Interface dataset entries:
┄┄┄┄┄┄

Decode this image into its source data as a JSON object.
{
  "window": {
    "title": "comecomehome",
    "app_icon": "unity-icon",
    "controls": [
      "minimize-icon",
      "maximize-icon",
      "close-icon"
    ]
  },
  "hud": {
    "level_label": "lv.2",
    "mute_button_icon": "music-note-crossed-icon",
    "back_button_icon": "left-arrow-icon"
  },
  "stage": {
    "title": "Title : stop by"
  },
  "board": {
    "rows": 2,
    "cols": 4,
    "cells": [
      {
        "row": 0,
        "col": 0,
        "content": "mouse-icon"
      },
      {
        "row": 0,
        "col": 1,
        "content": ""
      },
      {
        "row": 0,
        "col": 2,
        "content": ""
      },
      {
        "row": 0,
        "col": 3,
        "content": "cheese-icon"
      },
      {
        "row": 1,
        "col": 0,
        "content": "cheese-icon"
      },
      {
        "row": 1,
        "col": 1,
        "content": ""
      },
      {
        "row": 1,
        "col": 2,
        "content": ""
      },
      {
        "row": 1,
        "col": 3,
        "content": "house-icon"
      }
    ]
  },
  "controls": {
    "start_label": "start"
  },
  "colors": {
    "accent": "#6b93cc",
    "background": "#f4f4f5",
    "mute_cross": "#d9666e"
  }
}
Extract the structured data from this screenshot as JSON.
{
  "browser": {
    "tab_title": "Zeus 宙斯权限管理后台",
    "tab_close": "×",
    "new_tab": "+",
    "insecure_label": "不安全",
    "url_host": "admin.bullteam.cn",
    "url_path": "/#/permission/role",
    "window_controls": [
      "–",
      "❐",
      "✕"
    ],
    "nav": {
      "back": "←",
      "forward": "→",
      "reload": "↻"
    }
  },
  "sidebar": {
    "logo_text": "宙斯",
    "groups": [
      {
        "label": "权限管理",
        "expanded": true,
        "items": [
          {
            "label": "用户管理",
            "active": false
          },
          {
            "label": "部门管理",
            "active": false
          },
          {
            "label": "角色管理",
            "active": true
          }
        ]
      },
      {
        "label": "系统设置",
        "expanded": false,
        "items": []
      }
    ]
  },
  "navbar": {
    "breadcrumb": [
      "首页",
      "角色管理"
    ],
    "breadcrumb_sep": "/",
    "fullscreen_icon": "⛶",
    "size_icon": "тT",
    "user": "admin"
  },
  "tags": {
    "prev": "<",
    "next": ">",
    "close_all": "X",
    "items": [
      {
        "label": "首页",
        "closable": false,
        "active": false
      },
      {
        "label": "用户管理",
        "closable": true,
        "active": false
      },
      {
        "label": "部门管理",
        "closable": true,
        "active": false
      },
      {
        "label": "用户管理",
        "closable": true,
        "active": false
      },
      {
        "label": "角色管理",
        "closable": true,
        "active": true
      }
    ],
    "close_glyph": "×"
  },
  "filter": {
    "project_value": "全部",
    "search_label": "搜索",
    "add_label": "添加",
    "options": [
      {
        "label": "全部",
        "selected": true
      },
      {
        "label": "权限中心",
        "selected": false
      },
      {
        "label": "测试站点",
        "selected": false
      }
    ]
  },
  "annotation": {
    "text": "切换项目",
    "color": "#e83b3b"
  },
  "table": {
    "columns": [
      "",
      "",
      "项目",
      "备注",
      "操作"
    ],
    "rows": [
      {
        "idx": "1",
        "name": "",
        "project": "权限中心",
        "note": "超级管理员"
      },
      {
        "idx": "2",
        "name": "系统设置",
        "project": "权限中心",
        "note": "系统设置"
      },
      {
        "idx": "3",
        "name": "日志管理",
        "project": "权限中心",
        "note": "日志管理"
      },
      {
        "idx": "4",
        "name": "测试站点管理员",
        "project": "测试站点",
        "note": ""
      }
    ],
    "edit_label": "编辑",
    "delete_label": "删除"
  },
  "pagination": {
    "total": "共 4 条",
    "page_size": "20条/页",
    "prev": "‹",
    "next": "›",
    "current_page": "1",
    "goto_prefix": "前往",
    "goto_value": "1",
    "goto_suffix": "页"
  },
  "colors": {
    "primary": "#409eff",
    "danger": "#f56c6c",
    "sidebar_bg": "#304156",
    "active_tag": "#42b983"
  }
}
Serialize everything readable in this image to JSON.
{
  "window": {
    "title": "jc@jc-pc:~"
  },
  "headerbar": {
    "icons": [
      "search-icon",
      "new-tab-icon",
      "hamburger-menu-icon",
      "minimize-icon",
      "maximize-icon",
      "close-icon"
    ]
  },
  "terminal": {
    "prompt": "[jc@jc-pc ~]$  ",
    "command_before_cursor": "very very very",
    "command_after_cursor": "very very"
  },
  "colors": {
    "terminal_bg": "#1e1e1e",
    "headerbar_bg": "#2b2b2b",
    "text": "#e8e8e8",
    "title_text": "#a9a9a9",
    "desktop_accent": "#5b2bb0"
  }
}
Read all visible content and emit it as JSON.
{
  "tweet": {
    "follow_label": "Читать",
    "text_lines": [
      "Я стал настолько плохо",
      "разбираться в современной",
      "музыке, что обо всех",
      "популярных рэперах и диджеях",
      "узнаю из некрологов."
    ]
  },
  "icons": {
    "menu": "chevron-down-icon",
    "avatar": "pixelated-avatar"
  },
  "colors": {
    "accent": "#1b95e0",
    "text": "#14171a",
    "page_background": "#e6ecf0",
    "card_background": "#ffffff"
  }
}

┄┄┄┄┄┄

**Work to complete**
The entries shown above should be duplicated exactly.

**Task output**
Decode this image into its source data as a JSON object.
{
  "window": {
    "title": "comecomehome",
    "app_icon": "unity-icon",
    "controls": [
      "minimize-icon",
      "maximize-icon",
      "close-icon"
    ]
  },
  "hud": {
    "level_label": "lv.2",
    "mute_button_icon": "music-note-crossed-icon",
    "back_button_icon": "left-arrow-icon"
  },
  "stage": {
    "title": "Title : stop by"
  },
  "board": {
    "rows": 2,
    "cols": 4,
    "cells": [
      {
        "row": 0,
        "col": 0,
        "content": "mouse-icon"
      },
      {
        "row": 0,
        "col": 1,
        "content": ""
      },
      {
        "row": 0,
        "col": 2,
        "content": ""
      },
      {
        "row": 0,
        "col": 3,
        "content": "cheese-icon"
      },
      {
        "row": 1,
        "col": 0,
        "content": "cheese-icon"
      },
      {
        "row": 1,
        "col": 1,
        "content": ""
      },
      {
        "row": 1,
        "col": 2,
        "content": ""
      },
      {
        "row": 1,
        "col": 3,
        "content": "house-icon"
      }
    ]
  },
  "controls": {
    "start_label": "start"
  },
  "colors": {
    "accent": "#6b93cc",
    "background": "#f4f4f5",
    "mute_cross": "#d9666e"
  }
}
Extract the structured data from this screenshot as JSON.
{
  "browser": {
    "tab_title": "Zeus 宙斯权限管理后台",
    "tab_close": "×",
    "new_tab": "+",
    "insecure_label": "不安全",
    "url_host": "admin.bullteam.cn",
    "url_path": "/#/permission/role",
    "window_controls": [
      "–",
      "❐",
      "✕"
    ],
    "nav": {
      "back": "←",
      "forward": "→",
      "reload": "↻"
    }
  },
  "sidebar": {
    "logo_text": "宙斯",
    "groups": [
      {
        "label": "权限管理",
        "expanded": true,
        "items": [
          {
            "label": "用户管理",
            "active": false
          },
          {
            "label": "部门管理",
            "active": false
          },
          {
            "label": "角色管理",
            "active": true
          }
        ]
      },
      {
        "label": "系统设置",
        "expanded": false,
        "items": []
      }
    ]
  },
  "navbar": {
    "breadcrumb": [
      "首页",
      "角色管理"
    ],
    "breadcrumb_sep": "/",
    "fullscreen_icon": "⛶",
    "size_icon": "тT",
    "user": "admin"
  },
  "tags": {
    "prev": "<",
    "next": ">",
    "close_all": "X",
    "items": [
      {
        "label": "首页",
        "closable": false,
        "active": false
      },
      {
        "label": "用户管理",
        "closable": true,
        "active": false
      },
      {
        "label": "部门管理",
        "closable": true,
        "active": false
      },
      {
        "label": "用户管理",
        "closable": true,
        "active": false
      },
      {
        "label": "角色管理",
        "closable": true,
        "active": true
      }
    ],
    "close_glyph": "×"
  },
  "filter": {
    "project_value": "全部",
    "search_label": "搜索",
    "add_label": "添加",
    "options": [
      {
        "label": "全部",
        "selected": true
      },
      {
        "label": "权限中心",
        "selected": false
      },
      {
        "label": "测试站点",
        "selected": false
      }
    ]
  },
  "annotation": {
    "text": "切换项目",
    "color": "#e83b3b"
  },
  "table": {
    "columns": [
      "",
      "",
      "项目",
      "备注",
      "操作"
    ],
    "rows": [
      {
        "idx": "1",
        "name": "",
        "project": "权限中心",
        "note": "超级管理员"
      },
      {
        "idx": "2",
        "name": "系统设置",
        "project": "权限中心",
        "note": "系统设置"
      },
      {
        "idx": "3",
        "name": "日志管理",
        "project": "权限中心",
        "note": "日志管理"
      },
      {
        "idx": "4",
        "name": "测试站点管理员",
        "project": "测试站点",
        "note": ""
      }
    ],
    "edit_label": "编辑",
    "delete_label": "删除"
  },
  "pagination": {
    "total": "共 4 条",
    "page_size": "20条/页",
    "prev": "‹",
    "next": "›",
    "current_page": "1",
    "goto_prefix": "前往",
    "goto_value": "1",
    "goto_suffix": "页"
  },
  "colors": {
    "primary": "#409eff",
    "danger": "#f56c6c",
    "sidebar_bg": "#304156",
    "active_tag": "#42b983"
  }
}
Serialize everything readable in this image to JSON.
{
  "window": {
    "title": "jc@jc-pc:~"
  },
  "headerbar": {
    "icons": [
      "search-icon",
      "new-tab-icon",
      "hamburger-menu-icon",
      "minimize-icon",
      "maximize-icon",
      "close-icon"
    ]
  },
  "terminal": {
    "prompt": "[jc@jc-pc ~]$  ",
    "command_before_cursor": "very very very",
    "command_after_cursor": "very very"
  },
  "colors": {
    "terminal_bg": "#1e1e1e",
    "headerbar_bg": "#2b2b2b",
    "text": "#e8e8e8",
    "title_text": "#a9a9a9",
    "desktop_accent": "#5b2bb0"
  }
}
Read all visible content and emit it as JSON.
{
  "tweet": {
    "follow_label": "Читать",
    "text_lines": [
      "Я стал настолько плохо",
      "разбираться в современной",
      "музыке, что обо всех",
      "популярных рэперах и диджеях",
      "узнаю из некрологов."
    ]
  },
  "icons": {
    "menu": "chevron-down-icon",
    "avatar": "pixelated-avatar"
  },
  "colors": {
    "accent": "#1b95e0",
    "text": "#14171a",
    "page_background": "#e6ecf0",
    "card_background": "#ffffff"
  }
}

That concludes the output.